-- GIVEN DATA --
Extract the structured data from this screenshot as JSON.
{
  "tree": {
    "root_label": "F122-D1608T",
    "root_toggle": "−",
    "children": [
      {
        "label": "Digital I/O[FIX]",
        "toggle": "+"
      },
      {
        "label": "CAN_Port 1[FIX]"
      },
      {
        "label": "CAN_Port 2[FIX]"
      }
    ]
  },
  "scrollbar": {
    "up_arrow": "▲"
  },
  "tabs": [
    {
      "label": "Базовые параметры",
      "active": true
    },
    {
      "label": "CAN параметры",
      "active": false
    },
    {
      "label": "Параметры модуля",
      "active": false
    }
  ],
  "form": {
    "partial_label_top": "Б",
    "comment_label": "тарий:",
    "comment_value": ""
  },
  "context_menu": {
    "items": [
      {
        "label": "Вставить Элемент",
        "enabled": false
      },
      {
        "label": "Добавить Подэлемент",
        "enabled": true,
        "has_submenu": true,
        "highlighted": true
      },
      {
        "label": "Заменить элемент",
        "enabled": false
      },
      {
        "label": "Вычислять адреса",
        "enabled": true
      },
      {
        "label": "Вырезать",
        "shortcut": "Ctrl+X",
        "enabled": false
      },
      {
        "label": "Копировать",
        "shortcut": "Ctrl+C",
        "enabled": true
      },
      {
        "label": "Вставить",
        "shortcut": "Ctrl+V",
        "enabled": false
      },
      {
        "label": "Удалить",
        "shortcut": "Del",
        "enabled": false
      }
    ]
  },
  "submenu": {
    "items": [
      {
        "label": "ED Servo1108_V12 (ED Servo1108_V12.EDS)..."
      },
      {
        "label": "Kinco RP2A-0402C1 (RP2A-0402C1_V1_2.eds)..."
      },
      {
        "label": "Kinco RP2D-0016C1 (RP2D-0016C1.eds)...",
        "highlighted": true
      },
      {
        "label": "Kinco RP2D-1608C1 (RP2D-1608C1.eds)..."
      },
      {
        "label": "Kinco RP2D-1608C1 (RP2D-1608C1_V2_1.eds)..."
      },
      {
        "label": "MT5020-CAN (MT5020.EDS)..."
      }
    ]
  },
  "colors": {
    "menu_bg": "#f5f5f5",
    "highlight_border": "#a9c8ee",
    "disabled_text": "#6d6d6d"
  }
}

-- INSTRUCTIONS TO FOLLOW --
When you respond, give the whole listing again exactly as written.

-- RESULT FOR THIS TASK --
Extract the structured data from this screenshot as JSON.
{
  "tree": {
    "root_label": "F122-D1608T",
    "root_toggle": "−",
    "children": [
      {
        "label": "Digital I/O[FIX]",
        "toggle": "+"
      },
      {
        "label": "CAN_Port 1[FIX]"
      },
      {
        "label": "CAN_Port 2[FIX]"
      }
    ]
  },
  "scrollbar": {
    "up_arrow": "▲"
  },
  "tabs": [
    {
      "label": "Базовые параметры",
      "active": true
    },
    {
      "label": "CAN параметры",
      "active": false
    },
    {
      "label": "Параметры модуля",
      "active": false
    }
  ],
  "form": {
    "partial_label_top": "Б",
    "comment_label": "тарий:",
    "comment_value": ""
  },
  "context_menu": {
    "items": [
      {
        "label": "Вставить Элемент",
        "enabled": false
      },
      {
        "label": "Добавить Подэлемент",
        "enabled": true,
        "has_submenu": true,
        "highlighted": true
      },
      {
        "label": "Заменить элемент",
        "enabled": false
      },
      {
        "label": "Вычислять адреса",
        "enabled": true
      },
      {
        "label": "Вырезать",
        "shortcut": "Ctrl+X",
        "enabled": false
      },
      {
        "label": "Копировать",
        "shortcut": "Ctrl+C",
        "enabled": true
      },
      {
        "label": "Вставить",
        "shortcut": "Ctrl+V",
        "enabled": false
      },
      {
        "label": "Удалить",
        "shortcut": "Del",
        "enabled": false
      }
    ]
  },
  "submenu": {
    "items": [
      {
        "label": "ED Servo1108_V12 (ED Servo1108_V12.EDS)..."
      },
      {
        "label": "Kinco RP2A-0402C1 (RP2A-0402C1_V1_2.eds)..."
      },
      {
        "label": "Kinco RP2D-0016C1 (RP2D-0016C1.eds)...",
        "highlighted": true
      },
      {
        "label": "Kinco RP2D-1608C1 (RP2D-1608C1.eds)..."
      },
      {
        "label": "Kinco RP2D-1608C1 (RP2D-1608C1_V2_1.eds)..."
      },
      {
        "label": "MT5020-CAN (MT5020.EDS)..."
      }
    ]
  },
  "colors": {
    "menu_bg": "#f5f5f5",
    "highlight_border": "#a9c8ee",
    "disabled_text": "#6d6d6d"
  }
}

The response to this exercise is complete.